Aim of the exercise: Lines holding the string "color" are the ones to copy from this listing.

Data in this exercise:
+--
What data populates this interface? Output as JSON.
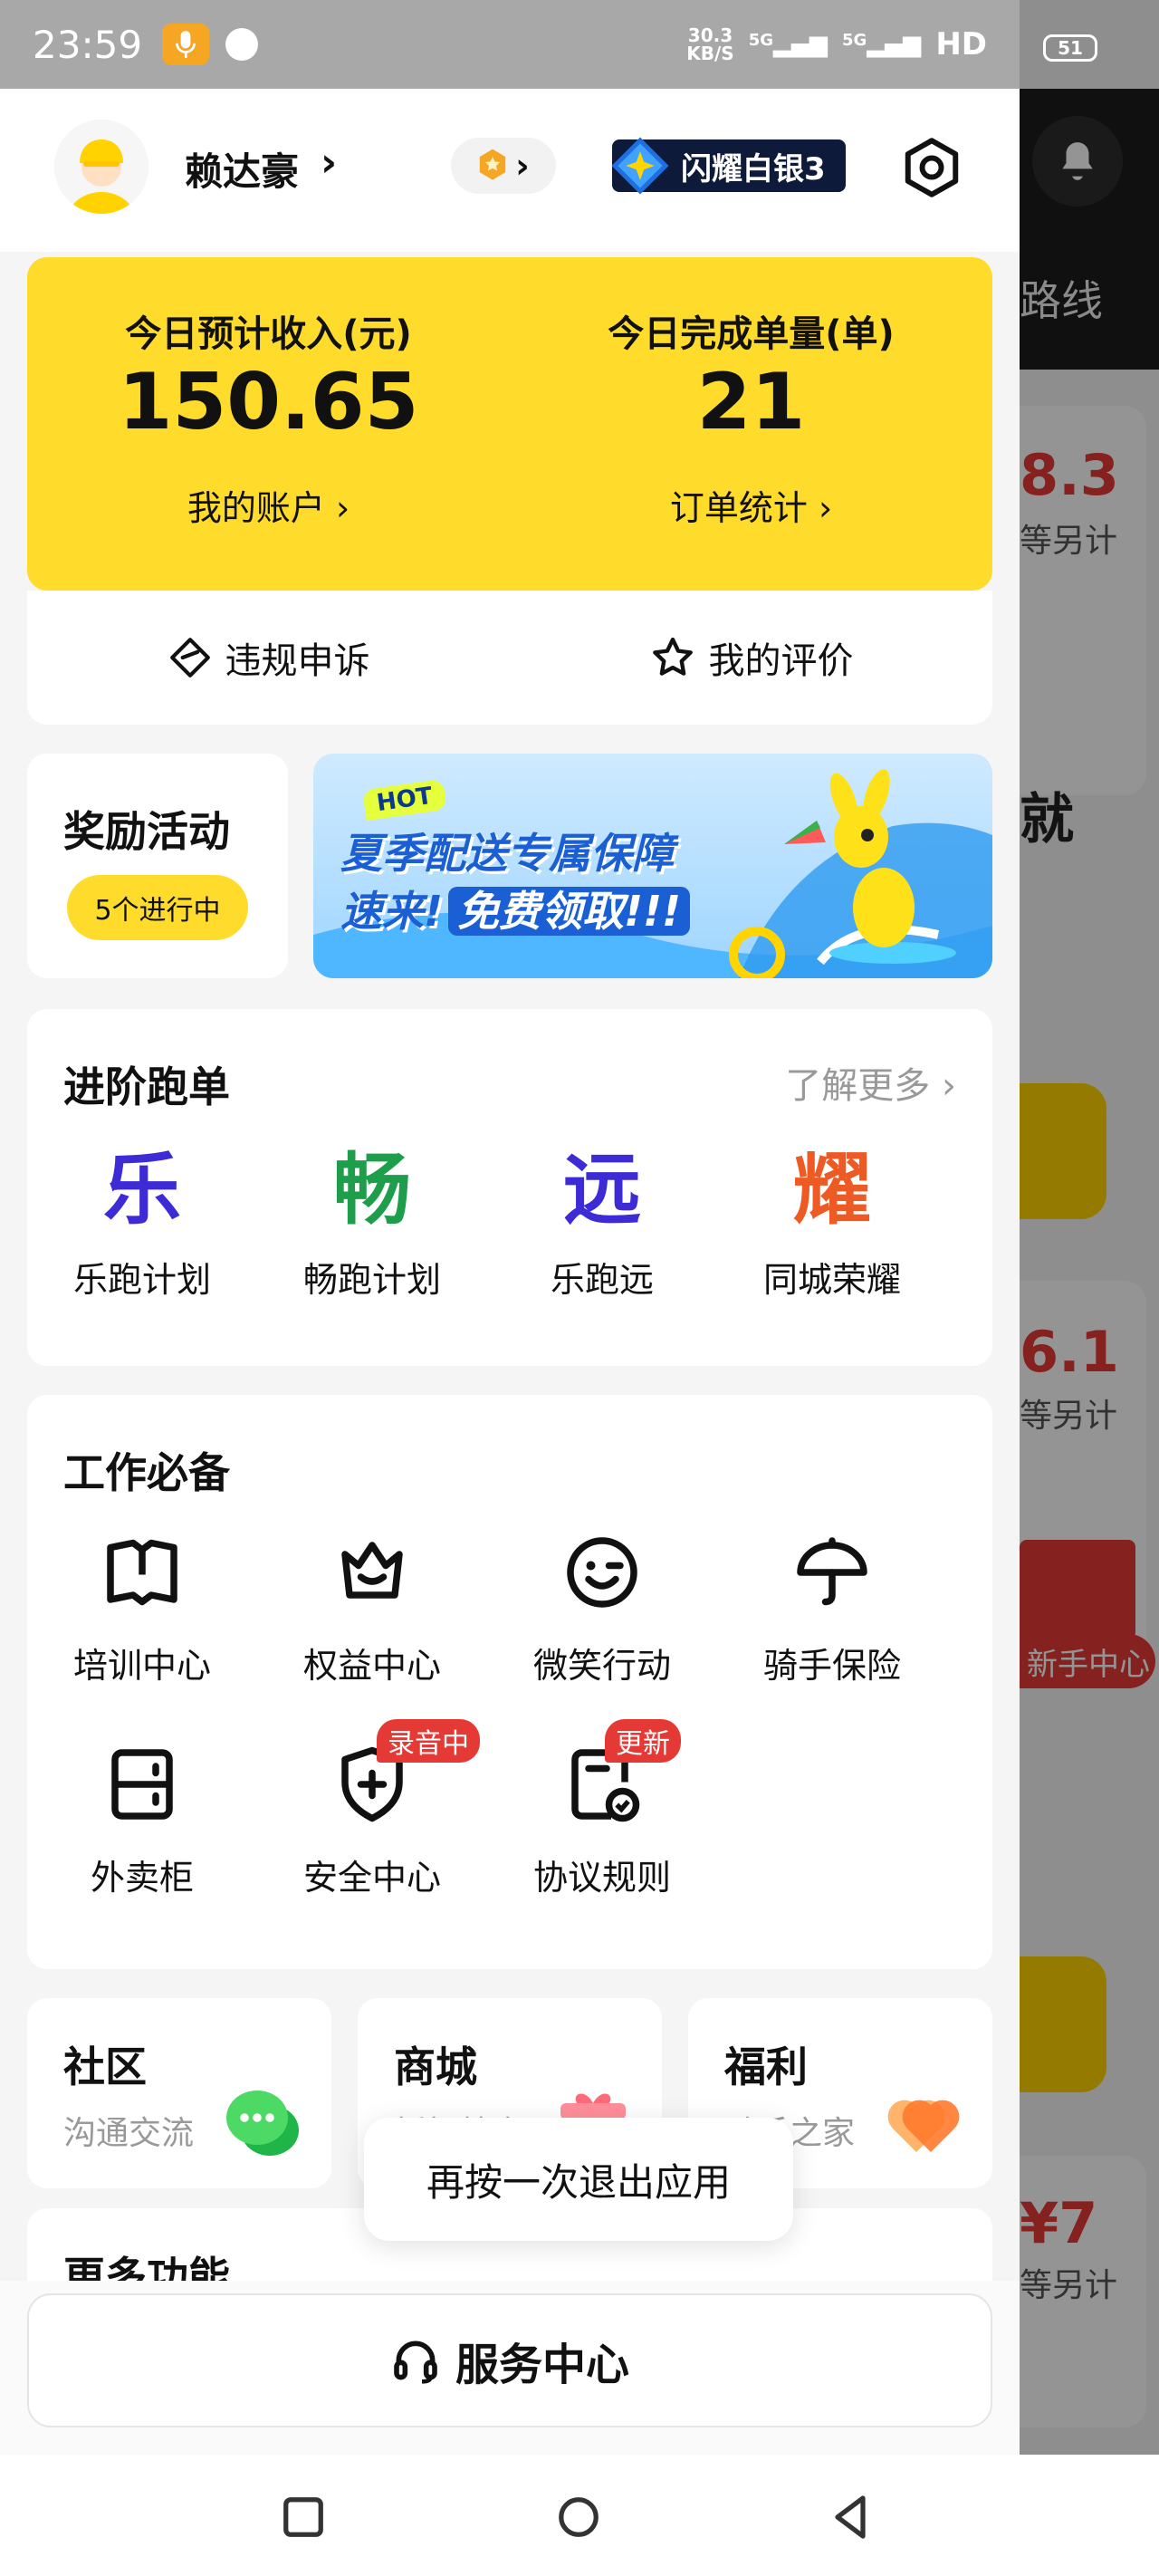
{
  "status_bar": {
    "time": "23:59",
    "net_speed_value": "30.3",
    "net_speed_unit": "KB/S",
    "signal_1": "5G",
    "signal_2": "5G",
    "hd": "HD",
    "battery": "51"
  },
  "background": {
    "route_text": "路线",
    "card1_amount": "8.3",
    "card1_text": "等另计",
    "card2_char": "就",
    "card3_amount": "6.1",
    "card3_text": "等另计",
    "newbie": "新手中心",
    "card4_amount": "¥7",
    "card4_text": "等另计"
  },
  "header": {
    "user_name": "赖达豪",
    "rank": "闪耀白银3"
  },
  "earnings": {
    "income_label": "今日预计收入(元)",
    "income_value": "150.65",
    "account_link": "我的账户 ›",
    "orders_label": "今日完成单量(单)",
    "orders_value": "21",
    "orders_link": "订单统计 ›",
    "appeal_label": "违规申诉",
    "review_label": "我的评价"
  },
  "rewards": {
    "title": "奖励活动",
    "pill": "5个进行中"
  },
  "banner": {
    "hot": "HOT",
    "line1": "夏季配送专属保障",
    "line2_a": "速来!",
    "line2_b": "免费领取!!!"
  },
  "advanced": {
    "title": "进阶跑单",
    "learn_more": "了解更多 ›",
    "items": [
      {
        "glyph": "乐",
        "label": "乐跑计划",
        "color": "#3d2bd6"
      },
      {
        "glyph": "畅",
        "label": "畅跑计划",
        "color": "#1e9e4a"
      },
      {
        "glyph": "远",
        "label": "乐跑远",
        "color": "#3d2bd6"
      },
      {
        "glyph": "耀",
        "label": "同城荣耀",
        "color": "#ee5a24"
      }
    ]
  },
  "work": {
    "title": "工作必备",
    "items": [
      {
        "label": "培训中心",
        "icon": "book-icon"
      },
      {
        "label": "权益中心",
        "icon": "crown-icon"
      },
      {
        "label": "微笑行动",
        "icon": "smile-icon"
      },
      {
        "label": "骑手保险",
        "icon": "umbrella-icon"
      },
      {
        "label": "外卖柜",
        "icon": "locker-icon"
      },
      {
        "label": "安全中心",
        "icon": "shield-icon",
        "tag": "录音中"
      },
      {
        "label": "协议规则",
        "icon": "document-check-icon",
        "tag": "更新"
      }
    ]
  },
  "mini_cards": [
    {
      "title": "社区",
      "sub": "沟通交流"
    },
    {
      "title": "商城",
      "sub": "折扣特惠"
    },
    {
      "title": "福利",
      "sub": "骑手之家"
    }
  ],
  "next_section": {
    "title": "更多功能"
  },
  "toast": "再按一次退出应用",
  "service": "服务中心"
}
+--
Solution for this exercise:
        "color": "#3d2bd6"
        "color": "#1e9e4a"
        "color": "#3d2bd6"
        "color": "#ee5a24"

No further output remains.